Material supplied section start

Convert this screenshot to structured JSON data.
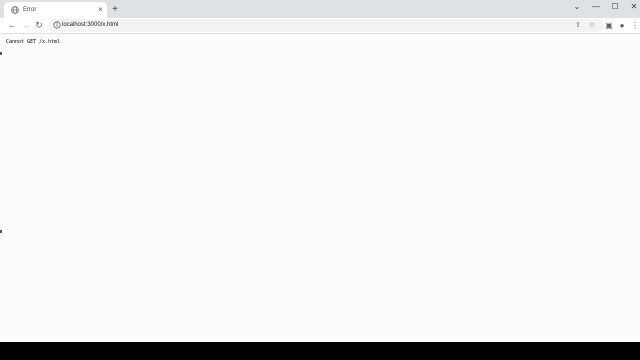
{
  "browser": {
    "tab": {
      "title": "Error",
      "favicon": "globe-icon",
      "close_icon": "×"
    },
    "new_tab_icon": "+",
    "window_controls": {
      "tab_search": "⌄",
      "minimize": "—",
      "maximize": "☐",
      "close": "✕"
    },
    "toolbar": {
      "back_icon": "←",
      "forward_icon": "→",
      "reload_icon": "↻",
      "url": "localhost:3000/x.html",
      "share_icon": "⇪",
      "bookmark_icon": "☆",
      "side_panel_icon": "▣",
      "profile_icon": "●",
      "menu_icon": "⋮"
    }
  },
  "page": {
    "message": "Cannot GET /x.html"
  }
}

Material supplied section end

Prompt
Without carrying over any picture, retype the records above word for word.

Exercise answer
Convert this screenshot to structured JSON data.
{
  "browser": {
    "tab": {
      "title": "Error",
      "favicon": "globe-icon",
      "close_icon": "×"
    },
    "new_tab_icon": "+",
    "window_controls": {
      "tab_search": "⌄",
      "minimize": "—",
      "maximize": "☐",
      "close": "✕"
    },
    "toolbar": {
      "back_icon": "←",
      "forward_icon": "→",
      "reload_icon": "↻",
      "url": "localhost:3000/x.html",
      "share_icon": "⇪",
      "bookmark_icon": "☆",
      "side_panel_icon": "▣",
      "profile_icon": "●",
      "menu_icon": "⋮"
    }
  },
  "page": {
    "message": "Cannot GET /x.html"
  }
}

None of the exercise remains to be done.